In 1802, President Thomas Jefferson began to negotiate with the Emperor of France, Napoleon Bonaparte, for the purchase of the part of the French territory west of the United States. Specifically, Jefferson wanted to gain the city of New Orleans, and with it a Gulf Coast port for Americans who sent their products and goods down the Mississippi River. By the time serious negotiations began, Napoleon realized he would never recover what had been the crown jewel of the French Empire in America, Haiti, which he had lost when the slaves on that island overthrew their French masters. Thus, to Jefferson’s great surprise, Napoleon offered to sell the vast Louisiana Territory to the United States.
Jefferson badly wanted this huge tract of land, stretching from the Mississippi to the Rocky Mountains and from the Gulf Coast to Canada, but his belief in a narrow interpretation of the Constitution created a severe problem for him. Nothing in the Constitution, he believed, explicitly granted the national government power to acquire additional territory, a view shared by his attorney general, Levi Lincoln. For a while Jefferson thought he would have to secure a constitutional amendment in order to gain the territory but according to the introductory remarks to the document, his Secretary of the Treasury made an intervention to the contrary.
The text at hand is a personal memorandum of Albert Gallatin to President Thomas Jefferson, which is a set of arguments against the written arguments of attorney general Levi Lincolns in connection with the signing the Louisiana Purchase in 1803. The Louisiana Purchase was the by far the greatest achievement of Thomas Jefferson as a President. It doubled the territory of the United States by a huge tract of land, stretching from the Mississippi to the Rocky Mountains and from the Gulf Coast to Canada. Albert Gallatin’s memorandum was instrumental for a swift and opportunity driven conclusion of the respective agreements with France.
Albert Gallatin deserved a title of statesman and is a special witness of Swissness in the Anthology. In the title of the new biography of Nikolaus Dongin, Gallatin is named “America’s Swiss Founding Father” (2011). The short biography of Albert Gallatin is described in the book as follows: “Born in Geneva to an older noble family and highly educated in the European tradition, Gallatin made contributions to America throughout his career that far outweigh any benefit he could claim for himself. He got his first taste of politics in the Pennsylvania state legislature and went on to serve in the US senate – he had to resign, because he had not been a US citizen for the number of requested years in the constitution – and the House of Representatives. He became Secretary of the Treasury in the Jefferson Administration and later undertook a diplomatic mission for President Madison which ended the War of 1812 with the signing of the Treaty of Ghent and did give the United States its genuine independence. Gallatin continued in diplomatic diplomacy as minister to France and to Great Britain. At the age of 70 he retired from politics and started a new career in New York City as a banker, public figure and intellectual, helping to establish New York University and the American Ethnological Society and serving as president of the New York Historical Society. Gallatin died at the age of 88 and is buried in Manhattan’s Ttrinity Cchurch yard at Broadway and Wall Street.”

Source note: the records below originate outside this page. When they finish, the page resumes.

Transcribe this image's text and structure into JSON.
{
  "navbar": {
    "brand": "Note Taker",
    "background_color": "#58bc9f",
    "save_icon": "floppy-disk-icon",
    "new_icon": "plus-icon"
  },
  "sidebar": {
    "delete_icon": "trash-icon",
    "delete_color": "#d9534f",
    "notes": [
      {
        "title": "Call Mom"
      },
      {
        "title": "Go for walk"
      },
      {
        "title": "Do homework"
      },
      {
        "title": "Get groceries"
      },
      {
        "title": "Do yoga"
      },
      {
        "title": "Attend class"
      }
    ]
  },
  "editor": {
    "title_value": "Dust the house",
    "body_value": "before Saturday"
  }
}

Albert Gallatin, Secretary of Commerce to President Thomas Jefferson, according to the introductory remarks to the document, realized that the time probably lost in seeking an amendment to the constitution could well lead the fickle Napoleon to withdraw his offer. In a memorandum to Thomas Jefferson on 13th January 1803, Gallatin laid out a constitutional basis for proceeding with the transaction. Gallatin, like Hamilton, in the dispute over the Bank of the United States took a broad view of constitutional powers and claimed that the treaty power included sovereign prerogatives such as acquiring new territory.
Eager to secure Louisiana, Jefferson followed Gallatin’s interpretation, which the Supreme Court later upheld. This document illustrates the remarkably flexible nature of American constitutional theory. While claiming to believe in strict construction as he did in his own arguments against the Bank of the United States, President Jefferson developed a far different notion of constitutional theory. This would be a pattern that most presidents would follow in subsequent years.